In this first regard, our guest of honour qualifies eminently as a good Urhobo man. Recently, Urhobo Historical Society distributed information about a rare honour bestowed on Senator Dafinone. Please allow me to read from our distribution of several weeks ago: Guinness World Records confers rare honours on those who have achieved world records in recognized fields of human endeavours. These records are deemed to chronicle the first time in our human race that some one or a group of people has done something so extraordinary that they deserve mankind's recognition. Based in England, Guinness World Records rarely looks to Africa and Africans for its selection of record-making achievements.

“The recognition of our own Senator David Dafinone and his children for being the first family in history to produce the largest number of chartered accountants in one  family is extraordinary. This is a profession that is not native to Nigeria. Chartered accountants are peculiarly a British club of talented men and women. Urhobo Historical Society proudly celebrates the fact that an Urhoboman has beaten the odds and is so honoured with his entire family.”  In bringing up his entire family to embrace the discipline of hard work and responsibility which this high-minded profession of accountancy calls for, David Dafinone has demonstrated a quintessential aspect of Urhobo culture.

Senator Dafinone has done well in a second matter that Urhobos regard as important. He has participated in the leadership of the Urhobo people, both collectively with other Urhobo leaders as well as on his own. There is the following saying in Urhobo: “Urhobo b’ esuo” which translates as: “Leadership process among the Urhobos is difficult.” Leadership among the Urhobos requires a great deal of sacrifice from those who seek to lead. In an important sense, the Urhobo leader is a servant of the Urhobo people. Mukoro Mowoe, the great Urhobo leader of the 1930s-1940s, was in that sense the Greatest Servant of the Urhobo people. Above all, the Urhobo leader must be willing to absorb considerable abuses, not all of which will be justified.

Seen in such terms, one must conclude that Senator David Dafinone has been a good Urhobo leader. He has been persistent and consistent in Urhobo affairs for more than four decades. He has used his considerable wealth to advance Urhobo causes. In the early 1980s, he spearheaded the Movement for the Creation of Delta State. As the premier Senator representing Urhobos, he sought to enhance Urhobo fortunes in many ways. But David Dafinone has partaken in doses of controversies in Urhobo affairs as well. And he has taken his share of insults in playing his leadership role in Urhobo public matters. That goes with the territory.
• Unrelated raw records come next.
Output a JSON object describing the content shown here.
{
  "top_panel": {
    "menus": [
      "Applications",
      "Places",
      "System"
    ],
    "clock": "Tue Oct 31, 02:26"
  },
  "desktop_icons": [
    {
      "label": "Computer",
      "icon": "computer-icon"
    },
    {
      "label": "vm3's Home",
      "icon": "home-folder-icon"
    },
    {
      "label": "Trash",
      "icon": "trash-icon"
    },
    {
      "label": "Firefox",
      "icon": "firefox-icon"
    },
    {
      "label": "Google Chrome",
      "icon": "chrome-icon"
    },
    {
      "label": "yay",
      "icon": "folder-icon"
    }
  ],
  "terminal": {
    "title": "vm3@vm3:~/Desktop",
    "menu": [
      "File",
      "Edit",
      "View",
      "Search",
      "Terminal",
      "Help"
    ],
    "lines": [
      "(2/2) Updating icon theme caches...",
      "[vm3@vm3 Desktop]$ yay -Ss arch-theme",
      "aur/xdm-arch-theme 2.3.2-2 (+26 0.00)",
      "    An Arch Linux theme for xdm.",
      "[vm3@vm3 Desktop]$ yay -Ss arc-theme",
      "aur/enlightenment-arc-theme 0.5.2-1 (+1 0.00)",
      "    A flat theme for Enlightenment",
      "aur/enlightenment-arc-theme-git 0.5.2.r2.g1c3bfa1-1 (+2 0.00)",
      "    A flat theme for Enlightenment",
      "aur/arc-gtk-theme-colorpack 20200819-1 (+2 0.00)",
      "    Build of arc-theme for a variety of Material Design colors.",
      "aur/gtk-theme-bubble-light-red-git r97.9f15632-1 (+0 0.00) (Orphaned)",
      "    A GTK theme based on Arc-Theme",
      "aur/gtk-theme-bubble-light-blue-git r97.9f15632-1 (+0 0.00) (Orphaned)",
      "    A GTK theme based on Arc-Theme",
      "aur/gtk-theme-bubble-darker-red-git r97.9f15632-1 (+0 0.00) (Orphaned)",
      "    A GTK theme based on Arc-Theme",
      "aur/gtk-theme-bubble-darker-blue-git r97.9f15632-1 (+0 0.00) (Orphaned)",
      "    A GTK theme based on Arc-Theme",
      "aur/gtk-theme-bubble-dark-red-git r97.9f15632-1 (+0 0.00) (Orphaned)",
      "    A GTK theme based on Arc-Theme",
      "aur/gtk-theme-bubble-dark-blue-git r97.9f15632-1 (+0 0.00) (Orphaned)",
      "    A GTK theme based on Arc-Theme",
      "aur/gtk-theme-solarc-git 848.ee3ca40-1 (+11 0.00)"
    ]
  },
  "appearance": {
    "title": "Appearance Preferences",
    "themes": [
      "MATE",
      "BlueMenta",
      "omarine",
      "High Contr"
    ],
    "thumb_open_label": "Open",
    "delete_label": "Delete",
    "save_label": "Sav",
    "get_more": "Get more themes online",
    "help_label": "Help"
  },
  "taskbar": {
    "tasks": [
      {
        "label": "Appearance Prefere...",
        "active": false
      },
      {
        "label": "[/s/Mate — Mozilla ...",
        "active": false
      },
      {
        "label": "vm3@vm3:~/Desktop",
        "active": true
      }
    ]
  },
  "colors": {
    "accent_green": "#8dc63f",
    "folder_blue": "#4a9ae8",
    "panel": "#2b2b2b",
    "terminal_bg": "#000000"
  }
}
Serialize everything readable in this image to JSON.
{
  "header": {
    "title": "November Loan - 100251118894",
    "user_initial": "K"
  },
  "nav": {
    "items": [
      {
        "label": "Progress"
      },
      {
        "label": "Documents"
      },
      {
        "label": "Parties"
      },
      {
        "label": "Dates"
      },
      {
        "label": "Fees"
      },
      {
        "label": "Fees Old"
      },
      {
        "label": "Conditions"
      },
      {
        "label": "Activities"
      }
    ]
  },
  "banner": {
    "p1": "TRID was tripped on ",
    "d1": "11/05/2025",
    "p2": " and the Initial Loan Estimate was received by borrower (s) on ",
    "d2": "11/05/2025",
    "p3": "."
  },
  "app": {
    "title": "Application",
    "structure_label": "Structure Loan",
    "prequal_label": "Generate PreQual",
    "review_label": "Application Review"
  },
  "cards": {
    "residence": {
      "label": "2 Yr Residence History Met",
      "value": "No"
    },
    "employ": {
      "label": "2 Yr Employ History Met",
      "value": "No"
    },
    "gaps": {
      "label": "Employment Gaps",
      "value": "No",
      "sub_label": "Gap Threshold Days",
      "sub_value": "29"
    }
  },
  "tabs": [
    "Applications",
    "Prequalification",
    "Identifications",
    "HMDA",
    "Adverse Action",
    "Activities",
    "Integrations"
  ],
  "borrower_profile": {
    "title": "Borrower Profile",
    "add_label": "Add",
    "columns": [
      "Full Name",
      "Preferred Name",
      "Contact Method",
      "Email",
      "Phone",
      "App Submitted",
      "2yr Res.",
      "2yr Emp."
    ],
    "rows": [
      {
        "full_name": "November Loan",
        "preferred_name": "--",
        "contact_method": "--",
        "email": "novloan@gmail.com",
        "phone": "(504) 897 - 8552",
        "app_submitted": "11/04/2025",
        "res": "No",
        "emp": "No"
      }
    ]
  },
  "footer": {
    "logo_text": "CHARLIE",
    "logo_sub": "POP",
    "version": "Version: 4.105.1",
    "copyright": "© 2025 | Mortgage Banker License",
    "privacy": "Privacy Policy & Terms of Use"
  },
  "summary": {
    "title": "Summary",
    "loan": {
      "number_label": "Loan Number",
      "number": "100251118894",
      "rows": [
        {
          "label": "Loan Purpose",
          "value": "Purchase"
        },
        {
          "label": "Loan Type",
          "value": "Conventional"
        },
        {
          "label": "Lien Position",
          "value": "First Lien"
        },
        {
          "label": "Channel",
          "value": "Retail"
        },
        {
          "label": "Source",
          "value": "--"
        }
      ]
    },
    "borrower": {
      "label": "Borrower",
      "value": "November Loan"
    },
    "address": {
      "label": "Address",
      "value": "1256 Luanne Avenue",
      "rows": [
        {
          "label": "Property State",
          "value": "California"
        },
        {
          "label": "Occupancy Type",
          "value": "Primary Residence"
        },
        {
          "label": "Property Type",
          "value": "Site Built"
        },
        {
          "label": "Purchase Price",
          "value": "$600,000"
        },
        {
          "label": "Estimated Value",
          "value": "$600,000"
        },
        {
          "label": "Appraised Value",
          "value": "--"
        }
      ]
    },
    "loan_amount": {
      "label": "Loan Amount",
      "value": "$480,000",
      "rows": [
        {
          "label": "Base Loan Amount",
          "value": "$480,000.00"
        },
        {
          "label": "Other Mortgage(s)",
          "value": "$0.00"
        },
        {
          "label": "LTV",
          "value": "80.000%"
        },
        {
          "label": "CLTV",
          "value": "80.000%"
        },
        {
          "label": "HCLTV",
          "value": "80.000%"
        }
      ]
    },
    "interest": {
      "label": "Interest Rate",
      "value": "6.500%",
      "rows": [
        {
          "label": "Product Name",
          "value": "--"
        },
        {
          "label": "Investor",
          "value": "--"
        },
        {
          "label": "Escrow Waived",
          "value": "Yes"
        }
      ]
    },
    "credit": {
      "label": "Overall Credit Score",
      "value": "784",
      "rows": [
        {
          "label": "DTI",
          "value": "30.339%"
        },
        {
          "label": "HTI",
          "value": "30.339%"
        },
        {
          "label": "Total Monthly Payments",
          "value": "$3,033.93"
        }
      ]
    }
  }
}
What is impressive and significant is that he never gave up. Today, he has emerged as a wise elder statesman among the Urhobo.

There is a third reason why Urhobos will value Chief David Dafinone. A perennial problem of the Urhobos concerns the process of establishing a leadership that has an important and dominant voice in regional and national affairs. Chief Mukoro Mowoe attained a legendary status in the 1940s because he commanded such a status. By dint of hard work and a good amount of charisma, David Dafinone has attained a lofty place in the affairs of the Niger Delta and in Nigerian national politics. He is the founding President of the Union of Niger Delta, a major geo-political organization fighting against abuses of the Niger Delta in Nigerian affairs. He is a leading voice in The Patriot, a national body engaged in canvassing for new and equitable constitutional arrangements in post-military Nigeria. In these positions he represents the interests of Urhobos and of Niger Deltans quite effectively.

I am glad to present to you our Keynote Speaker. Chief Senator David Dafinone is a good Urhobo man. And he is a good Urhobo leader.